The Grove, designed by fourth and fifth grade students with support from the school’s Community Business Partner of the Year, TBG Partners, includes “rough and tumble” play areas, places for quieter, one-to-one, reflective and personal play experiences, as well as a grade-sized outdoor amphitheater and rain garden.

In addition to the TPWD CO-OP Grant, the school was awarded $3,000 from the City of Austin’s Office of Sustainability to develop the rain garden. The rain garden will direct rainwater from an existing runoff flow pattern from the school’s parking lot and utilize that water to create a recharge zone of native grasses and wildflowers. Some of the work in this space will be completed by Laurel Mountain students, with support from the school’s advisory partners, the Jha Lab at the University of Texas at Austin (UT), which specializes in pollinator research and agroecology.

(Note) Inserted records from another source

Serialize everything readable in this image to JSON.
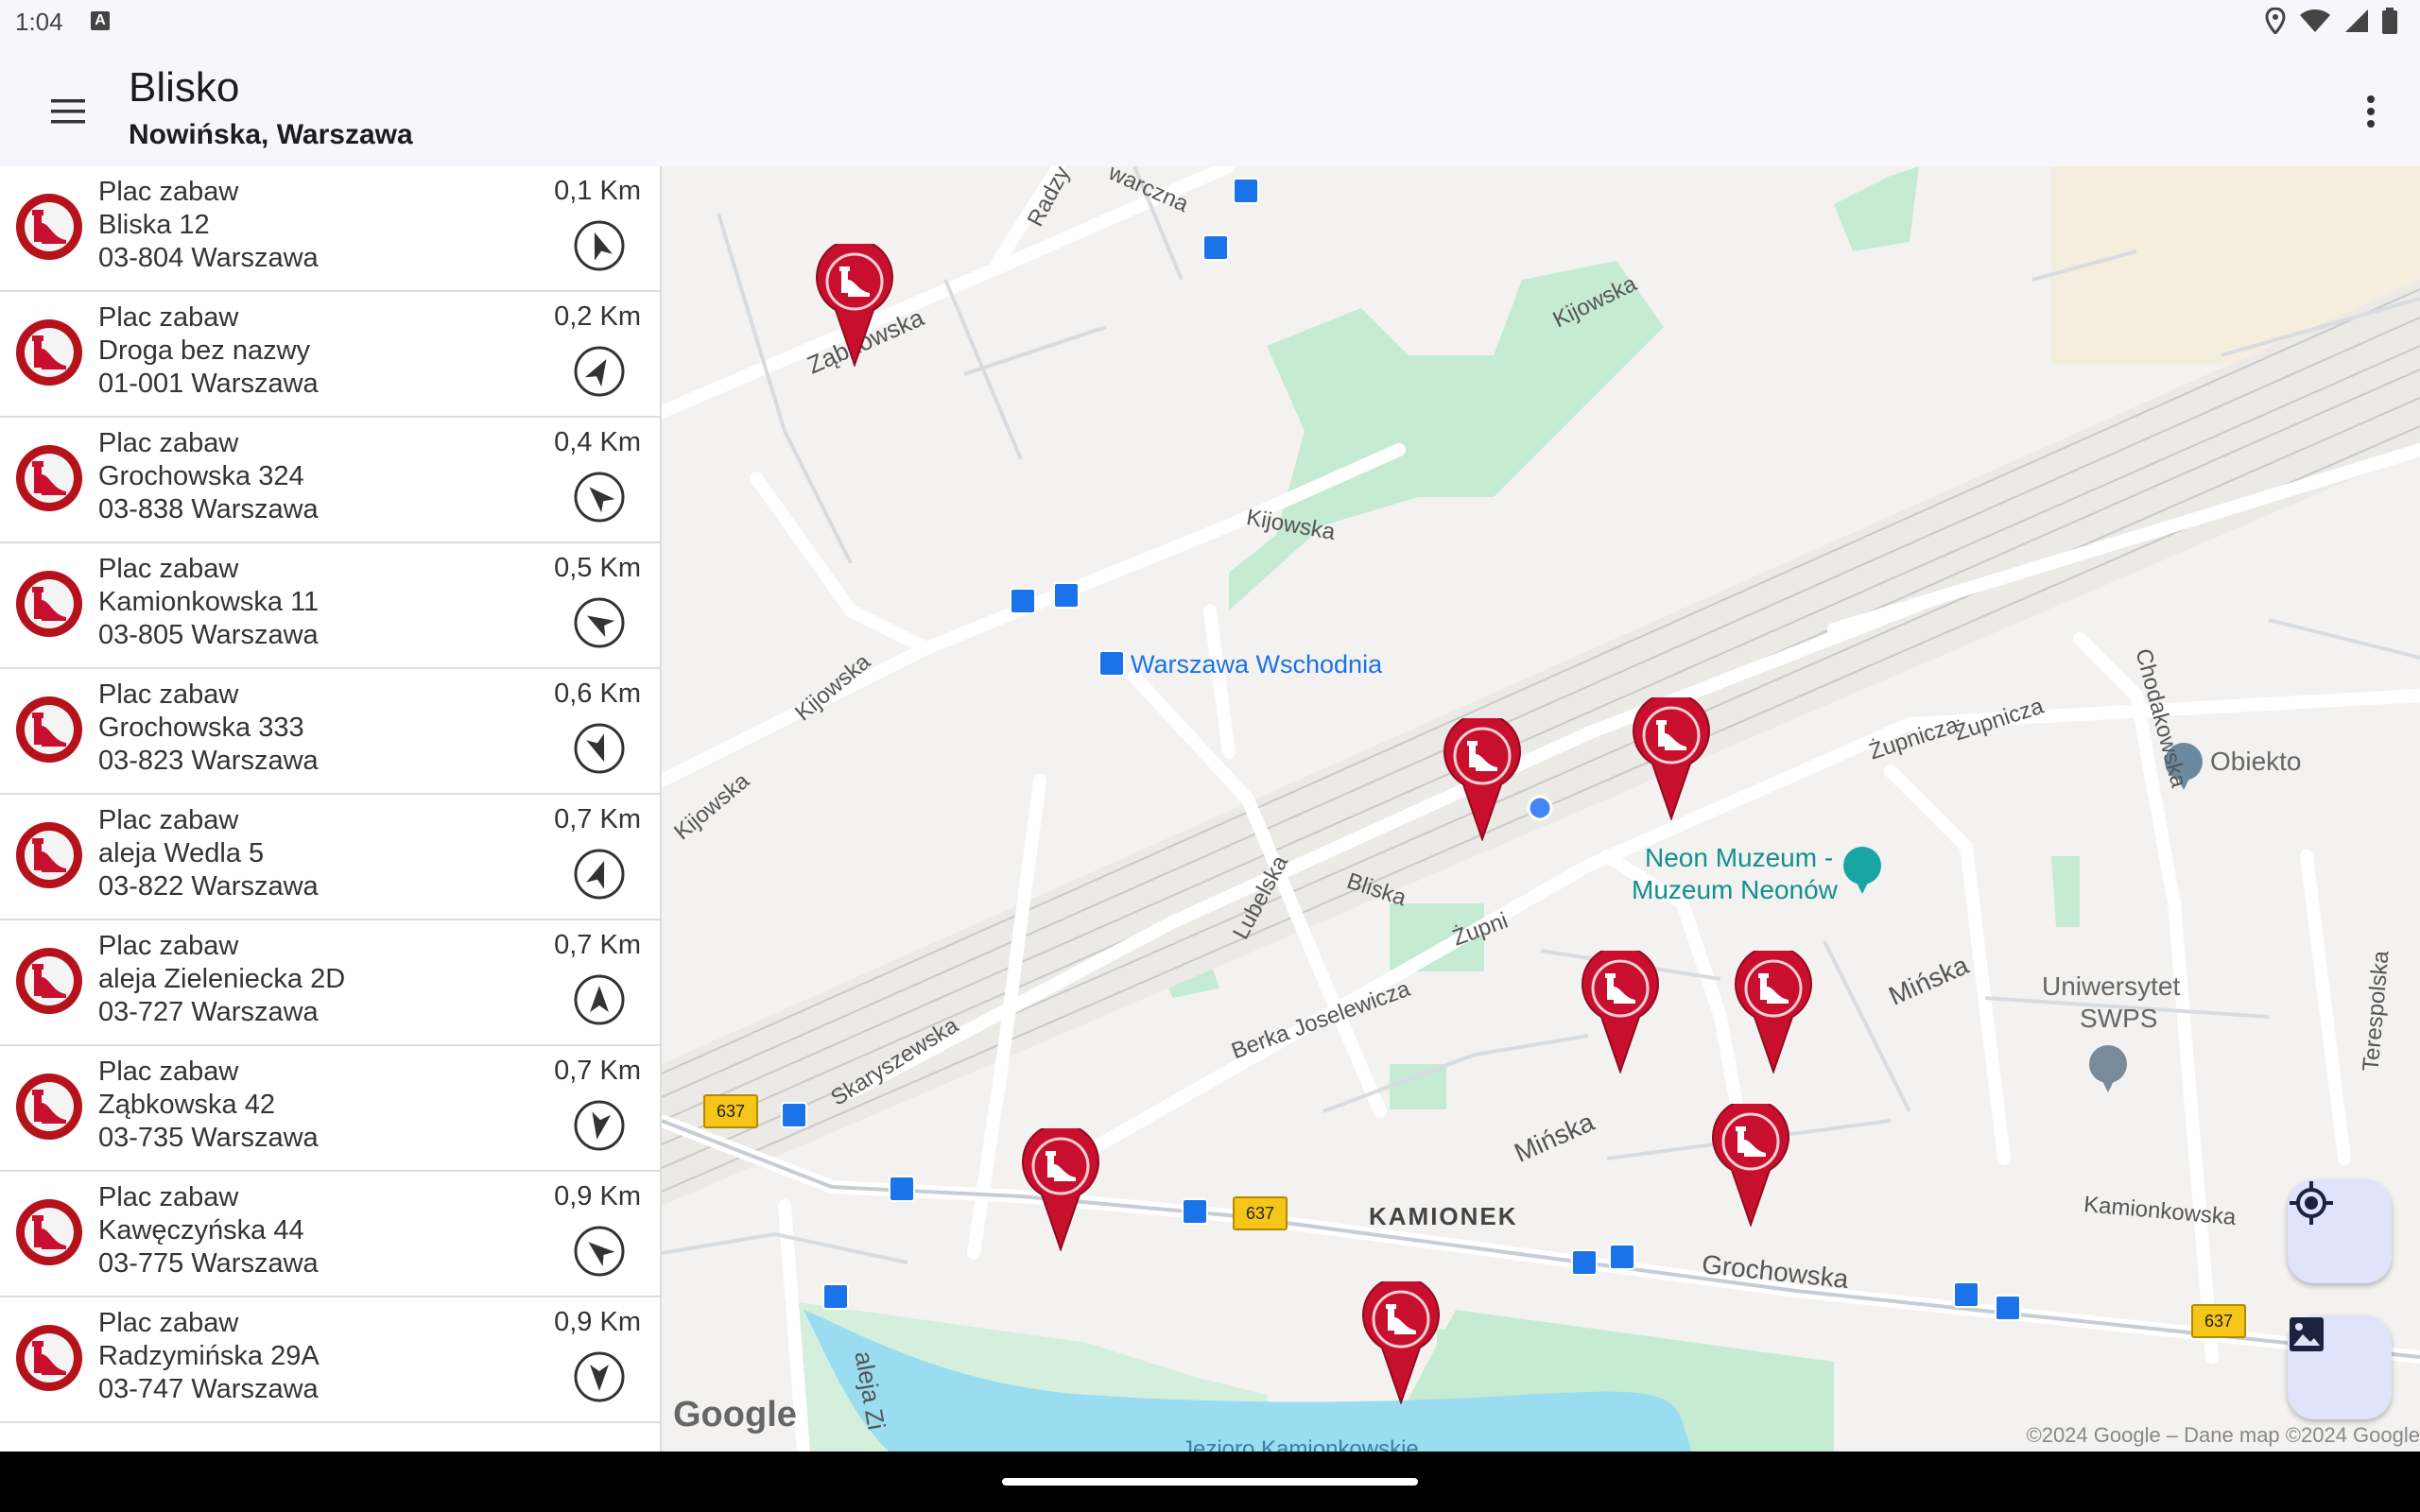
{
  "status": {
    "time": "1:04",
    "a_icon": "A"
  },
  "appbar": {
    "title": "Blisko",
    "subtitle": "Nowińska, Warszawa"
  },
  "list": [
    {
      "category": "Plac zabaw",
      "street": "Bliska 12",
      "city": "03-804 Warszawa",
      "distance": "0,1 Km"
    },
    {
      "category": "Plac zabaw",
      "street": "Droga bez nazwy",
      "city": "01-001 Warszawa",
      "distance": "0,2 Km"
    },
    {
      "category": "Plac zabaw",
      "street": "Grochowska 324",
      "city": "03-838 Warszawa",
      "distance": "0,4 Km"
    },
    {
      "category": "Plac zabaw",
      "street": "Kamionkowska 11",
      "city": "03-805 Warszawa",
      "distance": "0,5 Km"
    },
    {
      "category": "Plac zabaw",
      "street": "Grochowska 333",
      "city": "03-823 Warszawa",
      "distance": "0,6 Km"
    },
    {
      "category": "Plac zabaw",
      "street": "aleja Wedla 5",
      "city": "03-822 Warszawa",
      "distance": "0,7 Km"
    },
    {
      "category": "Plac zabaw",
      "street": "aleja Zieleniecka 2D",
      "city": "03-727 Warszawa",
      "distance": "0,7 Km"
    },
    {
      "category": "Plac zabaw",
      "street": "Ząbkowska 42",
      "city": "03-735 Warszawa",
      "distance": "0,7 Km"
    },
    {
      "category": "Plac zabaw",
      "street": "Kawęczyńska 44",
      "city": "03-775 Warszawa",
      "distance": "0,9 Km"
    },
    {
      "category": "Plac zabaw",
      "street": "Radzymińska 29A",
      "city": "03-747 Warszawa",
      "distance": "0,9 Km"
    }
  ],
  "map": {
    "labels": {
      "zabkowska": "Ząbkowska",
      "radzyminska": "Radzy",
      "kawczynska": "warczna",
      "kijowska1": "Kijowska",
      "kijowska2": "Kijowska",
      "kijowska3": "Kijowska",
      "kijowska4": "Kijowska",
      "station": "Warszawa Wschodnia",
      "zupnicza1": "Żupnicza",
      "zupnicza2": "Żupnicza",
      "zupnicza3": "Żupni",
      "chodakowska": "Chodakowska",
      "obiekto": "Obiekto",
      "museum1": "Neon Muzeum -",
      "museum2": "Muzeum Neonów",
      "bliska": "Bliska",
      "lubelska": "Lubelska",
      "minska1": "Mińska",
      "minska2": "Mińska",
      "university1": "Uniwersytet",
      "university2": "SWPS",
      "terespolska": "Terespolska",
      "skaryszewska": "Skaryszewska",
      "berka": "Berka Joselewicza",
      "kamionek": "KAMIONEK",
      "kamionkowska": "Kamionkowska",
      "grochowska": "Grochowska",
      "aleja": "aleja Zi",
      "lake": "Jezioro Kamionkowskie",
      "road637": "637"
    },
    "google": "Google",
    "copyright": "©2024 Google – Dane map ©2024 Google"
  },
  "colors": {
    "marker_red": "#c8102e",
    "accent": "#1a73e8",
    "water": "#9adcf0",
    "park": "#c6ebd3"
  }
}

Megan O’Connell, Ph.D. student at the Jha Lab, has been working with Trevor Hance, Laurel Mountain science teacher and outdoor learning specialist, throughout the school year as part of the UT Environmental Science Institute’s Scientist in Residence Program. O’Connell and other scientists from the Jha Lab recently hosted fifth-grade students from Laurel Mountain on a field trip to UT where the students worked with graduate level scientists and Dr. Jha to extract DNA from strawberries.

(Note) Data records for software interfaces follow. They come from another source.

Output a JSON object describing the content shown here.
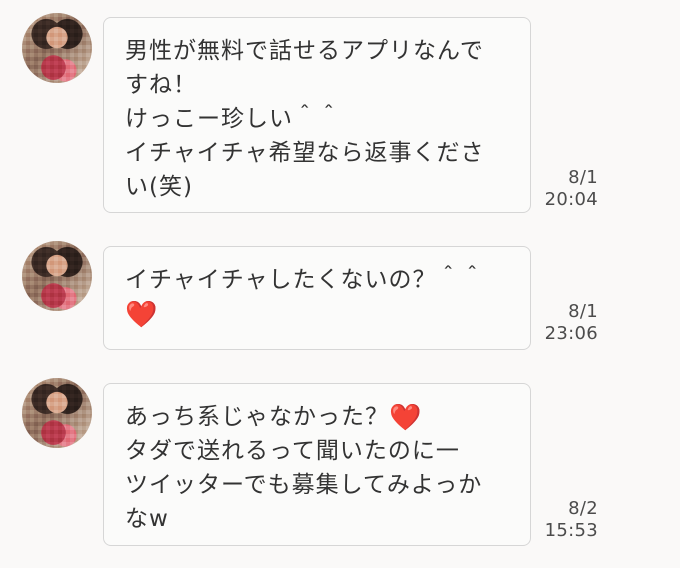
{
  "messages": [
    {
      "lines": [
        "男性が無料で話せるアプリなんで",
        "すね！",
        "けっこー珍しい＾＾",
        "イチャイチャ希望なら返事くださ",
        "い(笑)"
      ],
      "date": "8/1",
      "time": "20:04"
    },
    {
      "line1": "イチャイチャしたくないの？＾＾",
      "heart": "❤️",
      "date": "8/1",
      "time": "23:06"
    },
    {
      "line1": "あっち系じゃなかった？",
      "heart": "❤️",
      "lines": [
        "タダで送れるって聞いたのに一",
        "ツイッターでも募集してみよっか",
        "なw"
      ],
      "date": "8/2",
      "time": "15:53"
    }
  ],
  "avatar_icon": "user-avatar-icon",
  "colors": {
    "background": "#faf9f8",
    "bubble_border": "#d6d6d6",
    "text": "#333333",
    "time": "#4c4c4c",
    "heart": "#e22a2a"
  }
}
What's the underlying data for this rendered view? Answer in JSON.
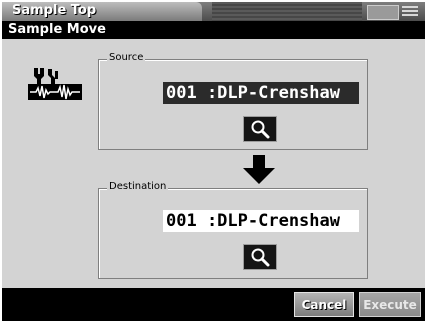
{
  "topbar": {
    "tab_title": "Sample Top"
  },
  "window": {
    "title": "Sample Move"
  },
  "source": {
    "label": "Source",
    "sample": "001 :DLP-Crenshaw"
  },
  "destination": {
    "label": "Destination",
    "sample": "001 :DLP-Crenshaw"
  },
  "buttons": {
    "cancel": "Cancel",
    "execute": "Execute"
  },
  "icons": {
    "sample": "sample-wave-icon",
    "search": "magnifier-icon",
    "arrow": "arrow-down-icon",
    "menu": "menu-icon"
  },
  "colors": {
    "background": "#d3d3d3",
    "title_bar": "#000000",
    "selected_field": "#2b2b2b"
  }
}
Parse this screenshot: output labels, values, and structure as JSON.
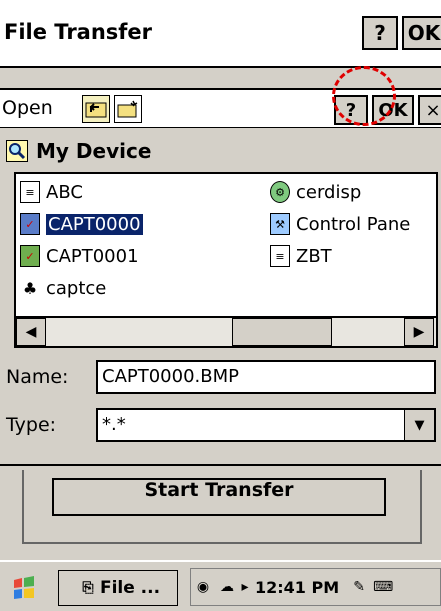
{
  "window": {
    "title": "File Transfer",
    "help_label": "?",
    "ok_label": "OK"
  },
  "dialog": {
    "open_label": "Open",
    "help_label": "?",
    "ok_label": "OK",
    "close_label": "×",
    "location": "My Device",
    "files": [
      {
        "name": "ABC",
        "icon": "notepad-icon"
      },
      {
        "name": "cerdisp",
        "icon": "colorwheel-icon"
      },
      {
        "name": "CAPT0000",
        "icon": "bitmap-icon",
        "selected": true
      },
      {
        "name": "Control Pane",
        "icon": "control-panel-icon"
      },
      {
        "name": "CAPT0001",
        "icon": "bitmap-icon"
      },
      {
        "name": "ZBT",
        "icon": "notepad-icon"
      },
      {
        "name": "captce",
        "icon": "app-icon"
      }
    ],
    "name_label": "Name:",
    "name_value": "CAPT0000.BMP",
    "type_label": "Type:",
    "type_value": "*.*"
  },
  "main": {
    "start_transfer_label": "Start Transfer"
  },
  "taskbar": {
    "start_icon": "windows-flag-icon",
    "task_label": "File ...",
    "clock": "12:41 PM"
  },
  "colors": {
    "selection": "#0a246a",
    "annotation": "#e00000",
    "chrome": "#d4d0c8"
  }
}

The Laurel Mountain students invited the Jha Lab back to Laurel Mountain where fifth-grade students worked with the graduate level scientists to construct a new pollinator friendly garden near the school’s edible garden and science lab. The garden recently saw its first monarch caterpillars and students have used the space to conduct field studies of various pollinators that are visiting.

“There couldn’t be a more important time for scientists to connect with young people about the importance of what we do and why we do it,” O’Connell said. “Working with Mr. Hance, his students, and Laurel Mountain has been formative in my development as a science communicator and has completely changed the way I approach people about the relevance of science in all of our lives. It is opportunities like these, ones that bring creative, collaborative educators and scientists together that really make science accessible and generate incredible learning experiences for students, teachers, and scientists alike.”

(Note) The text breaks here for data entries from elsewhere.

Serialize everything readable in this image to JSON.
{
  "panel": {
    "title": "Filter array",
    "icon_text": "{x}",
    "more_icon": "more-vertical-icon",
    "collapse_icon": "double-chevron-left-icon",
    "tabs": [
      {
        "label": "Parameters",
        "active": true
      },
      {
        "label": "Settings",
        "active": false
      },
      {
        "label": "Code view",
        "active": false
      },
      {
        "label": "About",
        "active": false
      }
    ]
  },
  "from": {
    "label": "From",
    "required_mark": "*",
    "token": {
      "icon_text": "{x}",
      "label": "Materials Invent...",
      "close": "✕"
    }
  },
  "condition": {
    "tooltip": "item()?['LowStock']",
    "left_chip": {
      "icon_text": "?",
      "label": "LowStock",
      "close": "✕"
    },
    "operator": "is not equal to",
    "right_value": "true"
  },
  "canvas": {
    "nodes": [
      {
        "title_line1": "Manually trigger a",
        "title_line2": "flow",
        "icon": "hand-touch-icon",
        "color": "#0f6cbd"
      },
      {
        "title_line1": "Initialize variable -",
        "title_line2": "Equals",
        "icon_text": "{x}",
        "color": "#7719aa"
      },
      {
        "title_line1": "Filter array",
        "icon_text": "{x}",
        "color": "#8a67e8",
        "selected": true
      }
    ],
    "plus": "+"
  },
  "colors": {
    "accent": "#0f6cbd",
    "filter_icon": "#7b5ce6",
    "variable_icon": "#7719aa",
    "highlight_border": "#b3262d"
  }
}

With momentum and focus in place, the school held a “Groundbreaking Earth Day” event on April 21 where members of the school’s Innovative Grant Advisory Board, Superintendent of Schools Dr. Steve Flores, RRISD Board Member Paul J. Tisch and several other district representatives celebrated the work of the students and started construction on the new spaces at Laurel Mountain. Over the summer, the infrastructure is expected to be complete on The Grove, as well as a transformation of the school’s science lab into a functional teaching kitchen and tech-makers lab. In the 2017-2018 school year, a new “Nature-to-Neighborhood Studio” will be constructed on an existing concrete slab towards the rear of the campus adjacent to the school’s Nature Preserve that will serve as a hub for field studies conducted by students, home for visiting scientists and engineers.

“We are so incredibly fortunate to work in a district and on a campus that has the vision and supportive leadership provided by Dr. Flores and Principal Richards to maximize the unique resources of the campus in an innovative fashion,” Hance said. “Providing campuses and teachers the flexibility to pursue strength and interest based learning results in long-lens academic learning and human development for our students and truly empowers them with skills and knowledge that they will be able to use for the rest of their lives. When you consider the quality individuals and organizations that have volunteered to work with us at Laurel Mountain as we develop these spaces, and the substantial grant investments by the City of Austin and Texas Parks and Wildlife Department that will help us build on our established TEKS-based nature and environmental learning programs, we could not be more excited and grateful to be part of Round Rock ISD.”